He said: "We have kind of done the same system since the manager took over, so the players are certainly used to that.

"But if there was an adjustment, it would be little minor things, I think.

"As players, you are always set different roles when you go out on to the pitch. Myself, for example, to just sit on the holding midfielder and don't let him dictate the game too much. It would be little, small things like that.

"I wouldn't say it would be formation changes. We wouldn't automatically just go to 4-3-3 when we haven't done it for a long time."

Trapattoni has often spoken of how Keane could play the "Totti" role behind the main striker, which Francesco Totti excelled in during Italy's 2006 World Cup triumph.

It is a role Keane has played in club football but less so in the international game, where the responsibility for scoring goals largely rests with the captain.

"It's something I have done," he said. "I have kind of played two different roles, if you like, at club level and international level.

"At international level, the pressure is on me to score the goals, but at club level, I kind of play as that number ten anyway.

"Maybe if the manager wants me to do that role, which I am sure in certain games he will probably want that, it's something I have done before, so it wouldn't be a problem."

The ten-year wait to return to a major tournament is almost over as the Croatia game in Poznan is now just days three days away.

Keane and the rest of the squad, who were given an unexpected day off yesterday, are refreshed and eager for the games to begin.

He said: "We are desperate to get started now. It's been a long few weeks. It's been very good. The atmosphere around the place has been brilliant.

"Everybody is just looking forward to Sunday now.

"Of course in any competition, you want to start off straight away as well as you can and try to get points on the board because we know that in the group, anybody can beat anybody.

"We knew from Monday onwards that we are getting to the end of things now. It was good training today with the lads and we will look forward to the next couple of days and preparing for Sunday's game."

The players will spend the next few days learning more about how Croatia will play, although Keane says they picked up a lot from the 0-0 draw in the friendly game in August.

Fielding questions from reporters after training at their base in Gdynia, Keane was informed that the Financial Times has rated Ireland as the least valuable squad in the tournament.

He laughed off the comment but declared that Ireland were not here for the craic and aim to win as many games as they can, possibly emulating surprise Euro 2004 winners Greece.

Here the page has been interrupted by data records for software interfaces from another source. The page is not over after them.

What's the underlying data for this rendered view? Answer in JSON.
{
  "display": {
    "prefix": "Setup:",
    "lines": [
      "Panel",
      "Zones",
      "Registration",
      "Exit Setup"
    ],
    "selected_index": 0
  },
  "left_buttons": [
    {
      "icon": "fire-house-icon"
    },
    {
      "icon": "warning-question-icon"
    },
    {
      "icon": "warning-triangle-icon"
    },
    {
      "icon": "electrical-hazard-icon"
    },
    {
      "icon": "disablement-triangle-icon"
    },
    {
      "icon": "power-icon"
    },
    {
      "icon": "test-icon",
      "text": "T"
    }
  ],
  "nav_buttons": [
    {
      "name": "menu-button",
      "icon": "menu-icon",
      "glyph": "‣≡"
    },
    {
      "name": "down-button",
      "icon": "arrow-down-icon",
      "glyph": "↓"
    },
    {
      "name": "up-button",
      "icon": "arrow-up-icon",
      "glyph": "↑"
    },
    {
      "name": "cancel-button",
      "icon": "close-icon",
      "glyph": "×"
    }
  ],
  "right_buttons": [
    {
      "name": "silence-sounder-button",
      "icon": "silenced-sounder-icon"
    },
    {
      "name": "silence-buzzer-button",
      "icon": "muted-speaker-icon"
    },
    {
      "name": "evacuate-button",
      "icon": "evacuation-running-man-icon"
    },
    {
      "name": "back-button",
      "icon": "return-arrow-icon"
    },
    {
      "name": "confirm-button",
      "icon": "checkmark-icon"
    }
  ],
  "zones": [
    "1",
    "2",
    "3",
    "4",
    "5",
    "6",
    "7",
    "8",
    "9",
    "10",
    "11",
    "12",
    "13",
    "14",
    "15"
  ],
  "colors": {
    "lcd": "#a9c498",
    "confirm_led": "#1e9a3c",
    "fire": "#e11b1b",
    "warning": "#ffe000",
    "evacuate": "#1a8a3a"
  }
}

"Listen, we are not coming to this competition to make the numbers up," he said defiantly.

"We are here to do as well as we can for the country and hopefully go as far as we can.

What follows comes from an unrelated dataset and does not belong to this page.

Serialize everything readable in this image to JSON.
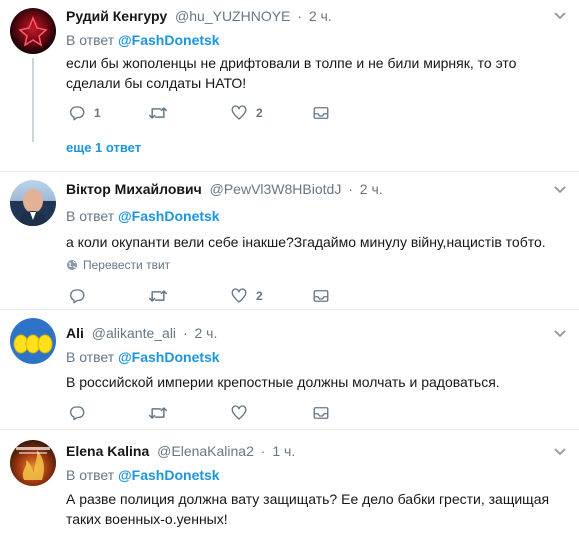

"We go into every game in every competition believing that we can win it."